I too am suspicious about the quick adoption of the Upstart init system in Ubuntu. (^W^W^W oops this article is about something else?)
Upstart is an Ubuntu-Only-ism, yet lots of people are using Ubuntu, and many times they are even on current/supported releases!
Upstart is not tested / does not work with many emerging technologies, such as Docker. We should all rally together against Upstart!
Seriously, I am not sure which side I should be on. I use Ubuntu with Docker and I've become a fan of baseimage-docker, which leveraged the "runit" system of managing service processes. It's braindead simple and totally transparent. After a couple of weeks using it occasionally, I feel like I can know it inside and out as a system that provides a level of clarity and transparency that I never had with Upstart, and don't get yet with Systemd. I am writing my own init "run" scripts and touching the binaries with my bare hands, and I don't mind.

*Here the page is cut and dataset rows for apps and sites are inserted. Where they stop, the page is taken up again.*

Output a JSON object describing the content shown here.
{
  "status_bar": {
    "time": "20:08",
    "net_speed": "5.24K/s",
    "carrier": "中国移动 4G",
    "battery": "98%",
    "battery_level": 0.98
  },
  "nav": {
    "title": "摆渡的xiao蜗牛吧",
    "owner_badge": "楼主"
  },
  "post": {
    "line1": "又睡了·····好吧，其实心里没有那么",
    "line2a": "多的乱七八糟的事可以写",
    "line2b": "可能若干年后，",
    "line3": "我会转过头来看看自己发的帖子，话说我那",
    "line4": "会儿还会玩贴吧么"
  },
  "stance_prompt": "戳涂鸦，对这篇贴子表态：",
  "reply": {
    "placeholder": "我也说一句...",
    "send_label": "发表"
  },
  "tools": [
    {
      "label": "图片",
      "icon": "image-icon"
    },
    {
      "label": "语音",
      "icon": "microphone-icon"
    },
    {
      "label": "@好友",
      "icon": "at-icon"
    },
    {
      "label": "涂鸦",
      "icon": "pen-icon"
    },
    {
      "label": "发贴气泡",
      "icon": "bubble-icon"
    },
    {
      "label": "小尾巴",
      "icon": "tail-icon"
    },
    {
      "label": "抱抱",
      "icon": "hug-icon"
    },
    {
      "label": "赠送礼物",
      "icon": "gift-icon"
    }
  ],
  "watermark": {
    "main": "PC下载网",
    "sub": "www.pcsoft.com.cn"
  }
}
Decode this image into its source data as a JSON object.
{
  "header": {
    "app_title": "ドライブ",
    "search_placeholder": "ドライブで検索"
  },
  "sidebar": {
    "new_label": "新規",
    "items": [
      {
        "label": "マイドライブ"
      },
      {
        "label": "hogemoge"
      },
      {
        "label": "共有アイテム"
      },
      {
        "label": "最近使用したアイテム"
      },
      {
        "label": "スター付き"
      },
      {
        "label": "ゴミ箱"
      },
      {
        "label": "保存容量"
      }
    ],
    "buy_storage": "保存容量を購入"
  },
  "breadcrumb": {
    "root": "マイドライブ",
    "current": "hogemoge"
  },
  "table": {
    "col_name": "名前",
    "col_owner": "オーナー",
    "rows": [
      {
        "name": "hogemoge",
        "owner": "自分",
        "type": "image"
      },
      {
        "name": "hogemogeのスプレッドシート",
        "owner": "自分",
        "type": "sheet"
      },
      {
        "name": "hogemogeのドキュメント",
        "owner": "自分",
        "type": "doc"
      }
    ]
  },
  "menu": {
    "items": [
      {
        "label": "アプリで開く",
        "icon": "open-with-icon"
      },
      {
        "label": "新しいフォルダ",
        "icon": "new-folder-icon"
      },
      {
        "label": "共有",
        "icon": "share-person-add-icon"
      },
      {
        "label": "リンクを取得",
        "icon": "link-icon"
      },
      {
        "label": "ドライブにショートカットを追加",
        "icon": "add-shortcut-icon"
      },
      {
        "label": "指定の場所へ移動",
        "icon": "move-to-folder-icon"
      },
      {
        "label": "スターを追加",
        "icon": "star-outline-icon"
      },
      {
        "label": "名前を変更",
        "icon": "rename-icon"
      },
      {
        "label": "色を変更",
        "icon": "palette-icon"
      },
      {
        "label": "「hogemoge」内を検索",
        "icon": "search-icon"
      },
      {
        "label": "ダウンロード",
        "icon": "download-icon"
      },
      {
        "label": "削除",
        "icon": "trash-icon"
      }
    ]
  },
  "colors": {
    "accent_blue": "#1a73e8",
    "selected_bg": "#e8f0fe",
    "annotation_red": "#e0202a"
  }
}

Then outside of Docker, where Upstart works, I am letting the package maintainers handle this for me, and outside of the occasional "/etc/init.d/foo is a no-op and doesn't tell me so when I try to use it", everything works as I expect and I'm never touching inits at all. It's too cumbersome. Systemd, for the little bit that I've used it seems to me like a marginal improvement over that. There are a lot of keywords and config file directives to master. There is potential that these inits could be ported into a docker container with no additional keystrokes, since systemd itself is able to run in those container/protected environments. Great!